Julia W. Klee (Judi) began her journey enjoying “all things food” in elementary school when she started preparing meals for her family. That love of food blossomed into a quest to learn more and more about health and wellness as related to nutrition. She went on to earn a BS Degree in Food and Nutrition, then an MS Degree in Nutrition. She has taught nutrition and related courses at the college level to pre-nursing and exercise science students. Her hunger to learn didn’t stop upon graduation from college. She continues to research on a regular basis about nutrition as it relates to health. Her hope is to help as many people as possible to enjoy foods that promote health and wellness.

Onions

Onions 101 – Why They Make Us Cry and How to Minimize It

Why Our Eyes Tear When Cutting Onions
And How to Prevent or Minimize It


Why Do Onions Make Our Eyes Tear?

When onions are growing, they use sulfur from the soil to create a compound that can easily turn into a gas. This helps deter insects and animals from feeding on them. When we cut into an onion, the cell walls are damaged. This releases the sulfur compound and enzymes that react, releasing a gas (syn-propanethial-S-oxide) into the air. When the gas comes in contact with the water in our eyes, it is converted into sulfuric acid. The sulfuric acid is what causes the eyes to sting, burn, and release tears. White, yellow and red onions have higher concentrations of the enzymes needed to create this gas. Sweet onions and green onions (scallions) have lower concentrations.

Our eyes have nerves that detect anything that’s potentially harmful. When our eyes react to the sulfuric acid, they release tears to try to flush it out. Some people are more sensitive to the gas and sulfuric acid than others. So, some people will tear more when cutting onions than others. But it’s helpful to know that onions pose no serious threat to the health of our eyes.

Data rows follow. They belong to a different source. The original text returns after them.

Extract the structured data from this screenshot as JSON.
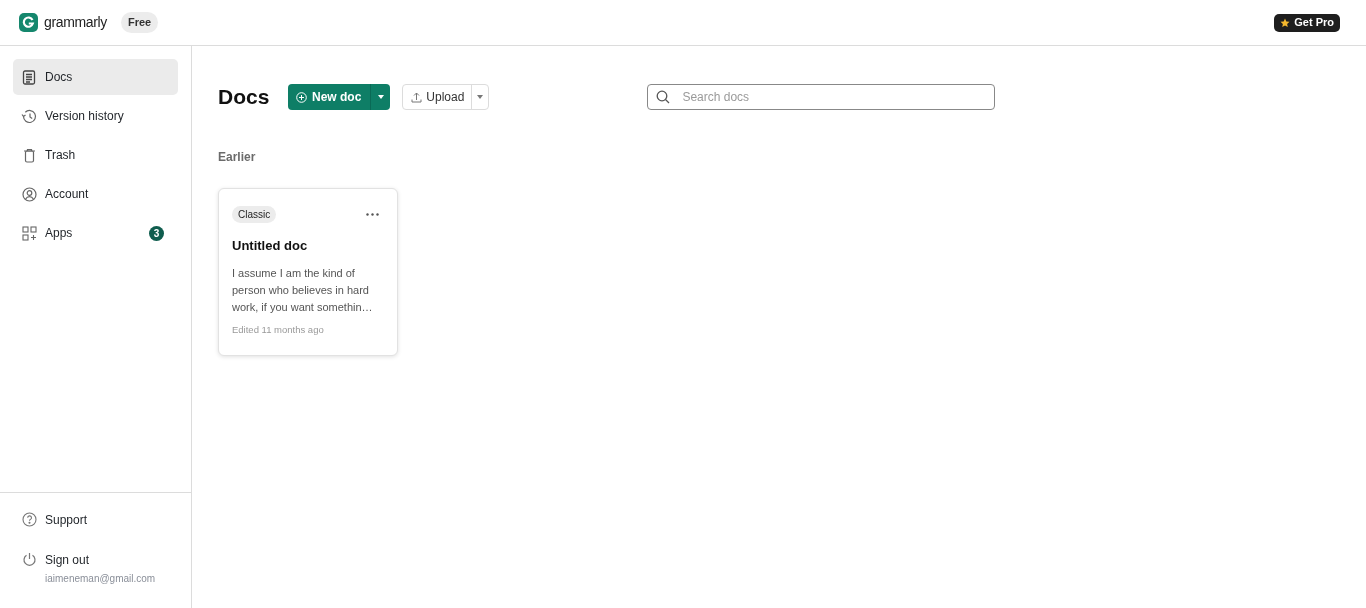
{
  "header": {
    "logo_text": "grammarly",
    "plan_badge": "Free",
    "get_pro_button": "Get Pro"
  },
  "sidebar": {
    "items": [
      {
        "label": "Docs",
        "selected": true
      },
      {
        "label": "Version history",
        "selected": false
      },
      {
        "label": "Trash",
        "selected": false
      },
      {
        "label": "Account",
        "selected": false
      },
      {
        "label": "Apps",
        "selected": false,
        "badge": "3"
      }
    ],
    "footer_items": [
      {
        "label": "Support"
      },
      {
        "label": "Sign out",
        "sublabel": "iaimeneman@gmail.com"
      }
    ]
  },
  "main": {
    "title": "Docs",
    "new_doc_button": "New doc",
    "upload_button": "Upload",
    "search": {
      "placeholder": "Search docs"
    },
    "section_heading": "Earlier",
    "docs": [
      {
        "tag": "Classic",
        "title": "Untitled doc",
        "excerpt": "I assume I am the kind of person who believes in hard work, if you want somethin…",
        "edited": "Edited 11 months ago"
      }
    ]
  }
}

How to Reduce Tearing When Cutting an Onion
(1) First, place the onion in the freezer for 30 minutes or in the refrigerator for at least 2 hours before cutting it. Why chill an onion? The optimal temperature for the onion enzymes to do their job of protecting the bulb from predatory damage is 104°F. Our normal body temperature isn’t far from that. So, chilling the onion prior to cutting, takes it far below its optimal temperature, reducing its ability to cause tearing when cut.

(2) Refrain from cutting the root end until last, if at all. The root end of the bulb contains the highest concentration of the compound that cause tearing. So, when we cut the onion top first, peel it, then cut from the stem end downward, we’re minimizing the release of the enzyme that causes the tearing.

(3) Sweet onions have less of the sulfur compound in them, which means that cutting them will be less likely to make your eyes tear. If a sweet onion will work in your recipe, considering switching to the sweeter variety as an alternative.

(4) Another alternative would be to buy frozen, pre-chopped onions. This would save the time and possible agony of cutting fresh onions for cooking. If fresh onion is needed, consider using green onions (scallions), Spring onions, or sweet onions, rather than yellow, red, or white onions.

(5) When all else fails, invest in a pair of goggles to protect your eyes. Onion goggles, swimming goggles, or laboratory/safety goggles are all options to consider. Remember to consider the size of your head and if you routinely wear glasses when buying any goggles.

Resources
https://food.unl.edu/article/cooking-onions-without-crying

https://www.onions-usa.org/all-about-onions/trivia/

https://food52.com/blog/25677-how-to-cut-onions-without-crying

https://www.webmd.com/eye-health/news/20170705/why-chopping-onions-makes-you-cry

 

About Judi

Julia W. Klee (Judi) began her journey enjoying “all things food” in elementary school when she started preparing meals for her family. That love of food blossomed into a quest to learn more and more about health and wellness as related to nutrition. She went on to earn a BS Degree in Food and Nutrition, then an MS Degree in Nutrition. She has taught nutrition and related courses at the college level to pre-nursing and exercise science students. Her hunger to learn didn’t stop upon graduation from college. She continues to research on a regular basis about nutrition as it relates to health. Her hope is to help as many people as possible to enjoy foods that promote health and wellness.